Records from a data collection:
=== Section Start ===

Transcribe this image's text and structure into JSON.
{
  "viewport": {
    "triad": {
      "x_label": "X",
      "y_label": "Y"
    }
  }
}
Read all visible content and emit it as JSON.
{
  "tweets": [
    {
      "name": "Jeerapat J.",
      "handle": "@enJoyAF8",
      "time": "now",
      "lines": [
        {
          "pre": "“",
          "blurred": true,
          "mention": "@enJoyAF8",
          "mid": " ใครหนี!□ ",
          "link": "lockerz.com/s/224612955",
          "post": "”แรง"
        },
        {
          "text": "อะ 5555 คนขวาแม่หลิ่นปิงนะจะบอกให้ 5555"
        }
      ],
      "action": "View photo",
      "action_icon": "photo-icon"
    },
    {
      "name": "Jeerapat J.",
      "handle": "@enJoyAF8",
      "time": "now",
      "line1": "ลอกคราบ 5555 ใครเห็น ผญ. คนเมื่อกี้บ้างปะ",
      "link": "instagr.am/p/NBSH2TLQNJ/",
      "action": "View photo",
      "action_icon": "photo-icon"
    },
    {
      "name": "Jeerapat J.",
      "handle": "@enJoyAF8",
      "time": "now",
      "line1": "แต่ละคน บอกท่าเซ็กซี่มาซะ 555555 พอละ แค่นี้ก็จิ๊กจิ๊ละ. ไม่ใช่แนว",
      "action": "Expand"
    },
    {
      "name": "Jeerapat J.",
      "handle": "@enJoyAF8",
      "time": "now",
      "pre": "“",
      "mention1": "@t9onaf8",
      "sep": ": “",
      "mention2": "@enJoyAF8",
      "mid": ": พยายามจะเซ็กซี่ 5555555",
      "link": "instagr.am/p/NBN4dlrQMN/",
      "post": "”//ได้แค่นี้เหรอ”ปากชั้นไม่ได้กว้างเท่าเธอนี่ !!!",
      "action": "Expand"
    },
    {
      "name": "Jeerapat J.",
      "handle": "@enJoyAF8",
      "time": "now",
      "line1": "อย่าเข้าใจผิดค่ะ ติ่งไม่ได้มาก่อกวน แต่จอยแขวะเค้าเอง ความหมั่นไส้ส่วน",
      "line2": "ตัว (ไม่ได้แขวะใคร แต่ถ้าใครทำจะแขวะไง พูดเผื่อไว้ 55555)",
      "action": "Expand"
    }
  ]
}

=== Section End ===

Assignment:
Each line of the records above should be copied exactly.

Solution for this exercise:
Transcribe this image's text and structure into JSON.
{
  "viewport": {
    "triad": {
      "x_label": "X",
      "y_label": "Y"
    }
  }
}
Read all visible content and emit it as JSON.
{
  "tweets": [
    {
      "name": "Jeerapat J.",
      "handle": "@enJoyAF8",
      "time": "now",
      "lines": [
        {
          "pre": "“",
          "blurred": true,
          "mention": "@enJoyAF8",
          "mid": " ใครหนี!□ ",
          "link": "lockerz.com/s/224612955",
          "post": "”แรง"
        },
        {
          "text": "อะ 5555 คนขวาแม่หลิ่นปิงนะจะบอกให้ 5555"
        }
      ],
      "action": "View photo",
      "action_icon": "photo-icon"
    },
    {
      "name": "Jeerapat J.",
      "handle": "@enJoyAF8",
      "time": "now",
      "line1": "ลอกคราบ 5555 ใครเห็น ผญ. คนเมื่อกี้บ้างปะ",
      "link": "instagr.am/p/NBSH2TLQNJ/",
      "action": "View photo",
      "action_icon": "photo-icon"
    },
    {
      "name": "Jeerapat J.",
      "handle": "@enJoyAF8",
      "time": "now",
      "line1": "แต่ละคน บอกท่าเซ็กซี่มาซะ 555555 พอละ แค่นี้ก็จิ๊กจิ๊ละ. ไม่ใช่แนว",
      "action": "Expand"
    },
    {
      "name": "Jeerapat J.",
      "handle": "@enJoyAF8",
      "time": "now",
      "pre": "“",
      "mention1": "@t9onaf8",
      "sep": ": “",
      "mention2": "@enJoyAF8",
      "mid": ": พยายามจะเซ็กซี่ 5555555",
      "link": "instagr.am/p/NBN4dlrQMN/",
      "post": "”//ได้แค่นี้เหรอ”ปากชั้นไม่ได้กว้างเท่าเธอนี่ !!!",
      "action": "Expand"
    },
    {
      "name": "Jeerapat J.",
      "handle": "@enJoyAF8",
      "time": "now",
      "line1": "อย่าเข้าใจผิดค่ะ ติ่งไม่ได้มาก่อกวน แต่จอยแขวะเค้าเอง ความหมั่นไส้ส่วน",
      "line2": "ตัว (ไม่ได้แขวะใคร แต่ถ้าใครทำจะแขวะไง พูดเผื่อไว้ 55555)",
      "action": "Expand"
    }
  ]
}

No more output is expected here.